Medical and Safety Core: The Administrative and Medical Cores work closely together to generate safety reports for distribution to participating sites for submission to their respective IRBs and to provide safety data summaries to the Project Directors to assist them in preparing the annual report for each trial. The two cores together also provide guidance to the Project Directors with respect to the content, coding, format, and timelines for reporting serious adverse events to the FDA and participating IRBs.
|Besser, Lilah; Kukull, Walter; Knopman, David S et al. (2018) Version 3 of the National Alzheimer's Coordinating Center's Uniform Data Set. Alzheimer Dis Assoc Disord 32:351-358|
|Jacobs, Heidi I L; Hedden, Trey; Schultz, Aaron P et al. (2018) Structural tract alterations predict downstream tau accumulation in amyloid-positive older individuals. Nat Neurosci 21:424-431|
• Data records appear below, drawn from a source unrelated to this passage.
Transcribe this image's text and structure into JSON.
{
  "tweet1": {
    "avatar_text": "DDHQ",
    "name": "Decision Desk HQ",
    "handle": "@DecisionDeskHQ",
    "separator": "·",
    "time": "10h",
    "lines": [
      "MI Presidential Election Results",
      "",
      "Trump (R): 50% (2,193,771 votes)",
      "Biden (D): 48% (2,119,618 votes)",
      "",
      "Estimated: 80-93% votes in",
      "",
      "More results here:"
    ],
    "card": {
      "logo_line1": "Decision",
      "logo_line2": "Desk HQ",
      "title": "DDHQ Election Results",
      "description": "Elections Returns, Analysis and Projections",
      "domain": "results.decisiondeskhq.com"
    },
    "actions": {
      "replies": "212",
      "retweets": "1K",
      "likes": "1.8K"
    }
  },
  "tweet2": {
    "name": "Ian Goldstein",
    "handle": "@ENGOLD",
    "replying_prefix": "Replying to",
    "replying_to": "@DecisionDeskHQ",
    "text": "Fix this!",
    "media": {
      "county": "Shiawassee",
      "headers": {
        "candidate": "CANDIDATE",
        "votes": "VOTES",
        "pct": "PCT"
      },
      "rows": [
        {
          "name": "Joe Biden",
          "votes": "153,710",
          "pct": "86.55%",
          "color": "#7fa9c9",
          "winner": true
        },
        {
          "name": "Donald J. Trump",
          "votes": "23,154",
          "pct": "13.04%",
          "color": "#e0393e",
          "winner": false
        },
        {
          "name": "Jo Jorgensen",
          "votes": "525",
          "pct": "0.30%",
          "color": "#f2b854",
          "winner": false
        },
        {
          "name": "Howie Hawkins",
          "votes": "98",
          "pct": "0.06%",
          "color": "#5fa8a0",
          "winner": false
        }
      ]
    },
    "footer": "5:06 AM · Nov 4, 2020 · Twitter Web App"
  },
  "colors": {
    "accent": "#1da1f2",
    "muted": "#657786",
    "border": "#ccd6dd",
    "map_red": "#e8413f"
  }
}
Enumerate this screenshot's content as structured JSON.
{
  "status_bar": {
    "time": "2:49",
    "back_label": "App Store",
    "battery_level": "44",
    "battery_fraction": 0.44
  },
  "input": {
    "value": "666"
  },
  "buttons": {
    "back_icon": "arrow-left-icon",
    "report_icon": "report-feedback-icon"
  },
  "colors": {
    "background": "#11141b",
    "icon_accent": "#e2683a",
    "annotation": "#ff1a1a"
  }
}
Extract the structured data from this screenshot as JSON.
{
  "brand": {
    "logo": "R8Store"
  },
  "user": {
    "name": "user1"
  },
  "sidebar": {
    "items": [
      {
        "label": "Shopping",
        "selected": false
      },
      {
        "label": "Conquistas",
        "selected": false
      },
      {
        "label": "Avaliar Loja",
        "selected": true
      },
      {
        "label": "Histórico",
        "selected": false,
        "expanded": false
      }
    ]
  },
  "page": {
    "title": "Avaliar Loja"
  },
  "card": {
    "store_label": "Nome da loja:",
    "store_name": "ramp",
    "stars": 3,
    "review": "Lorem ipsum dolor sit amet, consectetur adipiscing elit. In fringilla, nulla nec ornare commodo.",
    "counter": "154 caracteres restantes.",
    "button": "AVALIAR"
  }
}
|Buckley, Rachel F; Mormino, Elizabeth C; Amariglio, Rebecca E et al. (2018) Sex, amyloid, and APOE ?4 and risk of cognitive decline in preclinical Alzheimer's disease: Findings from three well-characterized cohorts. Alzheimers Dement 14:1193-1203|
|Donohue, Michael C; Sperling, Reisa A; Petersen, Ronald et al. (2017) Association Between Elevated Brain Amyloid and Subsequent Cognitive Decline Among Cognitively Normal Persons. JAMA 317:2305-2316|
|LaPoint, Molly R; Chhatwal, Jasmeer P; Sepulcre, Jorge et al. (2017) The association between tau PET and retrospective cortical thinning in clinically normal elderly. Neuroimage 157:612-622|
|Sawda, Christine; Moussa, Charbel; Turner, R Scott (2017) Resveratrol for Alzheimer's disease. Ann N Y Acad Sci 1403:142-149|
|Buckley, R F; Sparks, K P; Papp, K V et al. (2017) Computerized Cognitive Testing for Use in Clinical Trials: A Comparison of the NIH Toolbox and Cogstate C3 Batteries. J Prev Alzheimers Dis 4:3-11|
|Raman, Mekala R; Tosakulwong, Nirubol; Zuk, Samantha M et al. (2017) Influence of preeclampsia and late-life hypertension on MRI measures of cortical atrophy. J Hypertens 35:2479-2485|
|Respondek, Gesine; Kurz, Carolin; Arzberger, Thomas et al. (2017) Which ante mortem clinical features predict progressive supranuclear palsy pathology? Mov Disord 32:995-1005|
|Rentz, Dorene M; Mormino, Elizabeth C; Papp, Kathryn V et al. (2017) Cognitive resilience in clinical and preclinical Alzheimer's disease: the Association of Amyloid and Tau Burden on cognitive performance. Brain Imaging Behav 11:383-390|
Showing the most recent 10 out of 490 publications